2. Talk with your Teen
Educate your child on the dangers of cyberbullying. Ask them if they’ve experienced bullying and what they would do if they encountered or received negative electronic communication. Ask them how they would respond to an invitation from someone they’ve only met online. If your teen does casually mention an incident of cyberbullying, be sure to listen and take them seriously. Resist the urge to interrogate. This way they will remain open and won’t feel judged by you. Remind your child that you cannot help them if they do not inform you about a situation. Help them come up with a list of adults (such as family members, teachers, counselors, coaches, etc.) they would speak with in the event you are not around or they are afraid to tell you directly.
3. Report Immediately
You can report bullying to the social media site and also to your school, depending on the situation.
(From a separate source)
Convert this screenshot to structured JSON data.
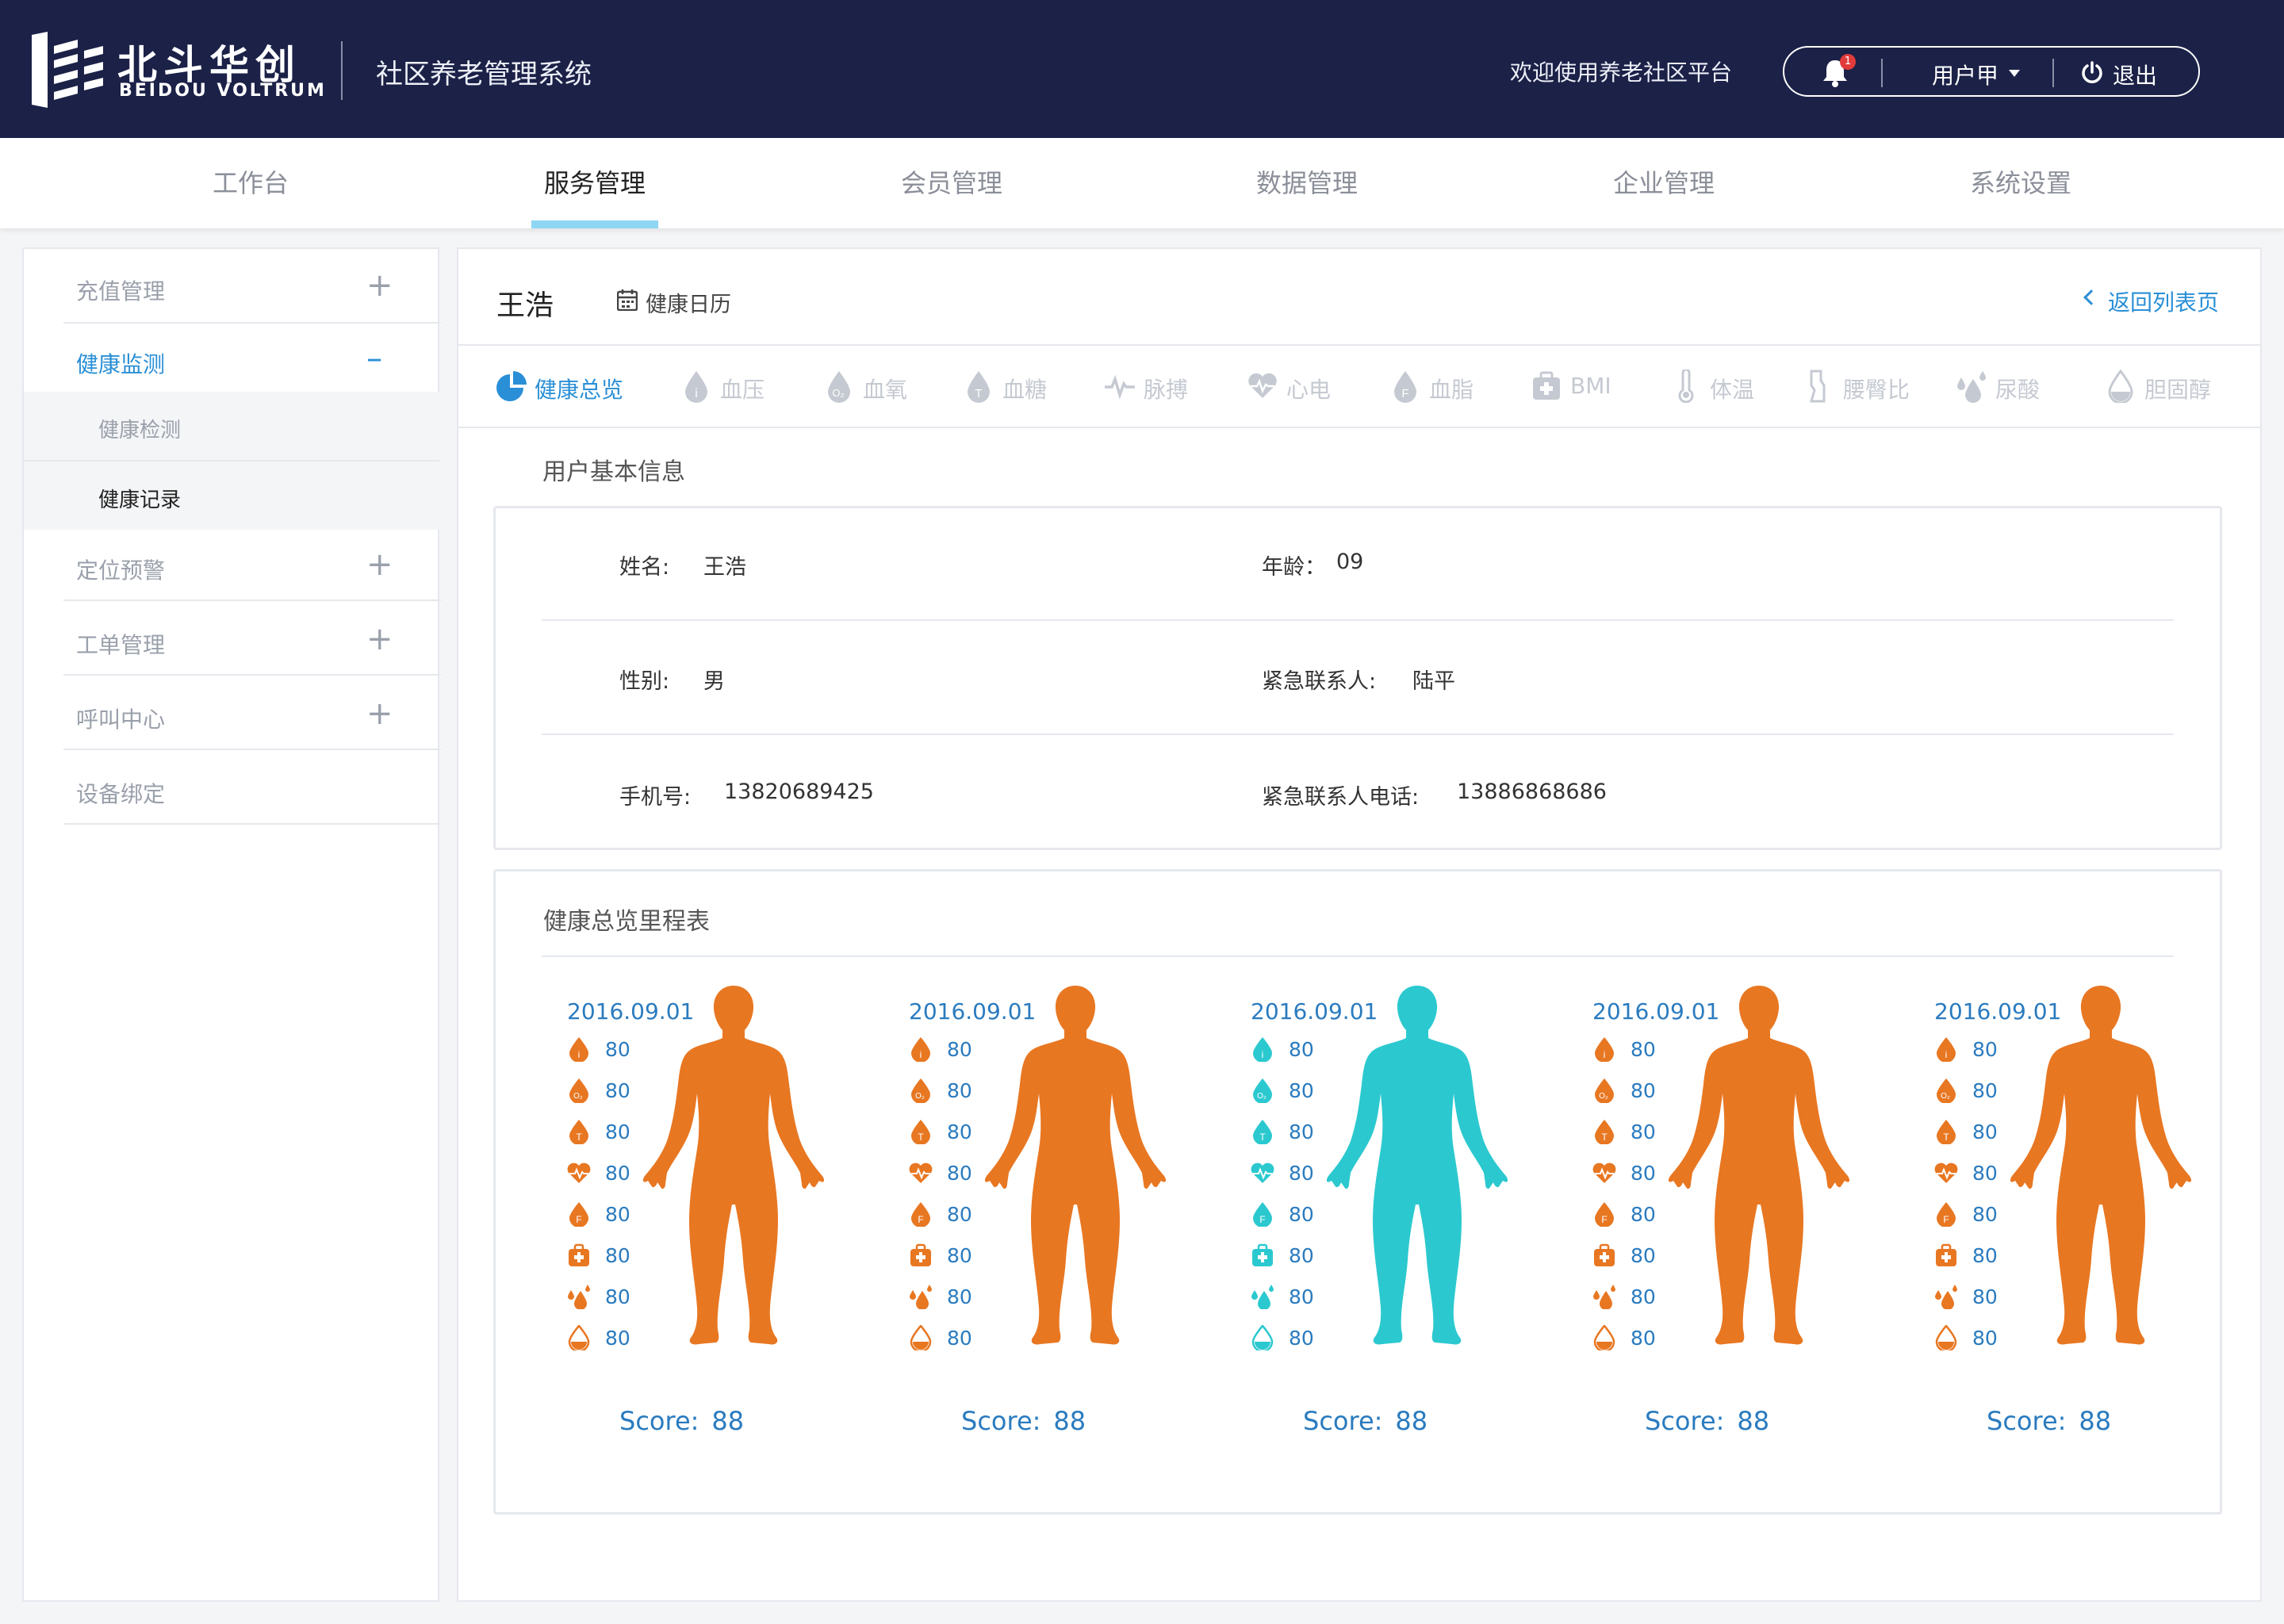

In 2013, “Cyberbullying” was added to the Florida bill HB 609, allowing schools to discipline students for off-campus harassment that “substantially interferes with or limits the victim’s ability to participate in or benefit from the services, activities, or opportunities offered by a school or substantially disrupts the education process or orderly operation of a school.” If you don’t live in Florida, your own state may have passed a similar legislation.
It’s great that schools can intervene on behalf of students who are targeted, but the school can’t do anything if it is not brought to their attention. Parents have the primary responsibility of monitoring their child’s social media use to prevent bullying, and of reporting bullying when necessary,
Cyberbullying can also be a crime when messages or pictures contain threats of violence, nudity, or pictures taken in places where privacy is expected such as a bathroom. Online stalking or actions considered to be a hate crime can also be against the law. If you suspect a crime has taken place, report this information to the police immediately.
4. Promote Positive Change
Encourage your child and his or her friends to create a Positivity Page. A Positivity Page is a social media page in which students can post about positive interactions they witness in their school or community. This could help students change their social media habits into more positive ones. It also provides an opportunity for you as a parent to model appropriate ways to communicate online.
5. Know Your Resources
Think of those within your community with whom you can speak if you are worried about your own child or someone else. Pastors, counselors, and other trusted adults are some examples. Teens who are isolated due to social media and cyberbullying can become depressed and can think of committing suicide. Many crisis hotlines and crisis text lines exist in which trained personnel are available to speak to a teen or anyone 24/7. Share this information with your kids. They could help a peer in time of need.
6. Don’t Respond
You can prevent further bullying by asking your teen to not answer a cyberbully and to save all pictures and messages. You can also block a bully on social media sites. Don’t be afraid to take their phone or device away. You are not punishing them, you are protecting them.
7. Pay Attention
Look for signs or changes in your child’s behavior. There could be a change in mood, increased isolation from friends and family, tearfulness, irritability, or lack of interest in attending school. Any change from their normal behavior could be a sign that something more is happening.
Knowing your resources and maintaining open communication with your children are the keys to preparing them to overcome negative online encounters. Using the above steps to develop a plan for your child will let you sleep better at night, knowing that your children are more prepared to thrive in a digital world and that you know how to support them.
What do you think? Which of these 7 steps can you implement TODAY? Comment below and share some of the struggles you have. Don’t wait. The online world is just one click away.
For more information, visit www.reginaboyd.com.